As time kept flowing, the culture spread roots to other regions of the country. The Holi play of Krishna is documented in hundreds of ancient paintings, murals, sculptures and scriptures found across the subcontinent.
Besides Hinduism, India is also the home of innumerable other faiths and the religious and cultural diversity of this nation is manifested in the large number of non-Hindu festivals.
Essay No. 02
Holi is one of the most enjoyable festivals of North India. Although it is a Hindu festival it is celebrated by one and all. It is held on thefull moon day of Phalgun in March or April. It is also known as the ‘spring festival’ for the spring flowers are in bloom everywhere. In North India, Holi is celebrated with songs, gaiety, and fun and frolic. People throw coloured red powder at each other and enjoy themselves; sometimes it is difficult to recognise anyone at all, for each face looks like a colourful mask!
Holi also has a special significance — it is believed that Prahlad, the son of Hiranyakashyap, was a great devotee of Lord Vishnu. His father, who was a demon, asked him to stop worshipping Lord Vishnu. But Prahlad refused, and his father got so annoyed with him, that he asked his sister Holika to sit in a burning pyre and burn up Prahlad. The fire did not harm Prahlad, but Holika died and was burnt to ashes. Thus Holi signifies the victory of good over evil.
Holi draws to an end as the sky turns dusky. Then bonfires are lit, and people worship the Holi fire. They sing and dance around this fire.

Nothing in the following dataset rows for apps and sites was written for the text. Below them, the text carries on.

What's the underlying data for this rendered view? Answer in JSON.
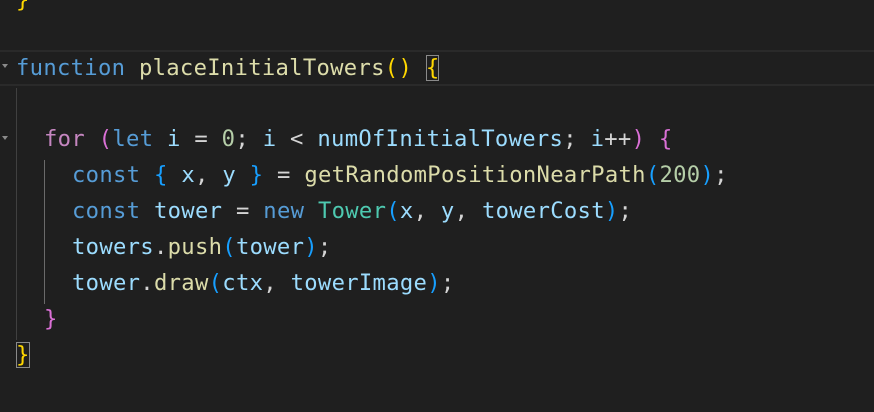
{
  "editor": {
    "language": "javascript",
    "theme_background": "#1f1f1f",
    "lines": [
      {
        "line": "top-brace",
        "text": "}"
      },
      {
        "line": "function-declaration",
        "text": "function placeInitialTowers() {"
      },
      {
        "line": "blank",
        "text": ""
      },
      {
        "line": "for-loop",
        "text": "for (let i = 0; i < numOfInitialTowers; i++) {"
      },
      {
        "line": "const-destructure",
        "text": "const { x, y } = getRandomPositionNearPath(200);"
      },
      {
        "line": "const-tower",
        "text": "const tower = new Tower(x, y, towerCost);"
      },
      {
        "line": "push-tower",
        "text": "towers.push(tower);"
      },
      {
        "line": "draw-tower",
        "text": "tower.draw(ctx, towerImage);"
      },
      {
        "line": "close-for",
        "text": "}"
      },
      {
        "line": "close-function",
        "text": "}"
      }
    ],
    "tokens": {
      "kw_function": "function",
      "fn_placeInitialTowers": "placeInitialTowers",
      "paren_open": "(",
      "paren_close": ")",
      "brace_open": "{",
      "brace_close": "}",
      "kw_for": "for",
      "kw_let": "let",
      "var_i": "i",
      "op_eq": "=",
      "num_0": "0",
      "semi": ";",
      "op_lt": "<",
      "var_numOfInitialTowers": "numOfInitialTowers",
      "op_inc": "++",
      "kw_const": "const",
      "var_x": "x",
      "var_y": "y",
      "comma": ",",
      "fn_getRandomPositionNearPath": "getRandomPositionNearPath",
      "num_200": "200",
      "var_tower": "tower",
      "kw_new": "new",
      "cls_Tower": "Tower",
      "var_towerCost": "towerCost",
      "var_towers": "towers",
      "dot": ".",
      "fn_push": "push",
      "fn_draw": "draw",
      "var_ctx": "ctx",
      "var_towerImage": "towerImage"
    }
  }
}
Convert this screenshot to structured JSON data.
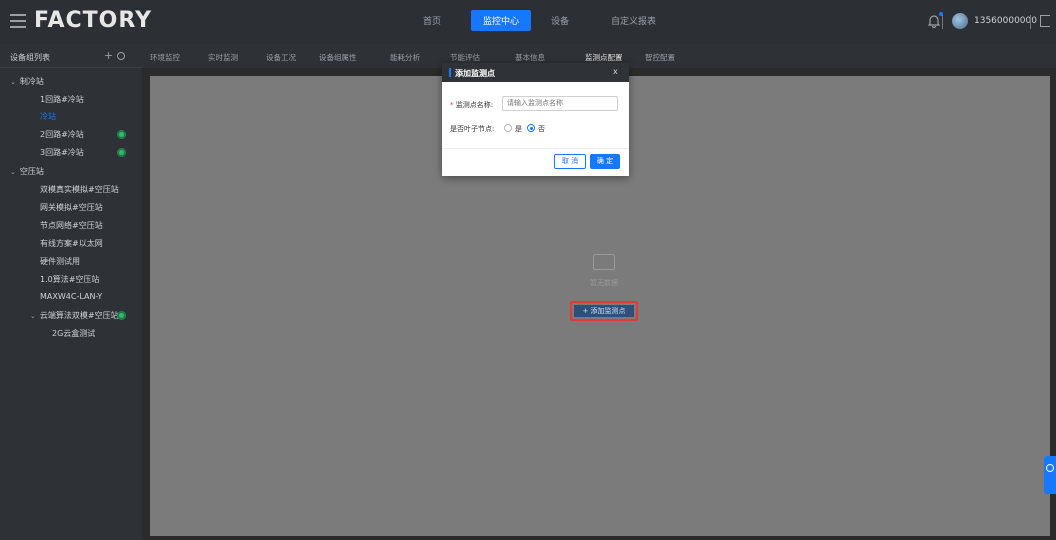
{
  "header": {
    "logo": "FACTORY",
    "nav": [
      "首页",
      "监控中心",
      "设备",
      "自定义报表"
    ],
    "active_nav_index": 1,
    "phone": "13560000000"
  },
  "sidebar": {
    "title": "设备组列表",
    "plus": "+",
    "items": [
      {
        "label": "制冷站",
        "level": 0,
        "expanded": true
      },
      {
        "label": "1回路#冷站",
        "level": 1
      },
      {
        "label": "冷站",
        "level": 1,
        "selected": true
      },
      {
        "label": "2回路#冷站",
        "level": 1,
        "has_badge": true
      },
      {
        "label": "3回路#冷站",
        "level": 1,
        "has_badge": true
      },
      {
        "label": "空压站",
        "level": 0,
        "expanded": true
      },
      {
        "label": "双模真实模拟#空压站",
        "level": 1
      },
      {
        "label": "网关模拟#空压站",
        "level": 1
      },
      {
        "label": "节点网络#空压站",
        "level": 1
      },
      {
        "label": "有线方案#以太网",
        "level": 1
      },
      {
        "label": "硬件测试用",
        "level": 1
      },
      {
        "label": "1.0算法#空压站",
        "level": 1
      },
      {
        "label": "MAXW4C-LAN-Y",
        "level": 1
      },
      {
        "label": "云端算法双模#空压站",
        "level": 1,
        "expanded": true,
        "has_badge": true
      },
      {
        "label": "2G云盒测试",
        "level": 2
      }
    ]
  },
  "tabs": [
    "环境监控",
    "实时监测",
    "设备工况",
    "设备组属性",
    "能耗分析",
    "节能评估",
    "基本信息",
    "监测点配置",
    "智控配置"
  ],
  "active_tab_index": 7,
  "main": {
    "empty_text": "暂无数据",
    "add_button": "+ 添加监测点"
  },
  "modal": {
    "title": "添加监测点",
    "close": "x",
    "name_label": "监测点名称:",
    "required_mark": "*",
    "name_placeholder": "请输入监测点名称",
    "leaf_label": "是否叶子节点:",
    "yes_label": "是",
    "no_label": "否",
    "leaf_value": "否",
    "cancel": "取 消",
    "ok": "确 定"
  },
  "colors": {
    "accent": "#1677ff",
    "highlight_border": "#e53935",
    "badge": "#3cb371"
  }
}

Even though several years have passed since the days of Prahlad, we still celebrate Holi and look forward to this colourful festival each year.
Essay No. 03
Holi is a festival of colours. It falls in the beginning of spring when nature seems to have awakened from deep sleep and trees bring forth new leaves and flowers began to bloom.
On this day from early morning people can be seen moving from one street to another, wearing coloured clothes and with colours in their hands. They rub gulal and other colours on the faces of not only their friends but also on them who they meet in their way.
Children also carry balloons full of coloured water which they throw on the passersby. There is a spirit of joy everywhere. Those who do not want to play with colours keep indoors. But often even they are not spared and people manage to throw colours on them. Though it makes them angry they can’t complain because it is Holi.
There are some people who deliberately use Holi for their indecent impulses. Instead of using dry colours they throw dirt or muddy water on others which sometimes leads to quarrels or even violent fights. Such incidents spoil the spirit of the festival. Also some people use this opportunity to eve tease women. This should also stop as it takes away all the enthusiasm of Holi.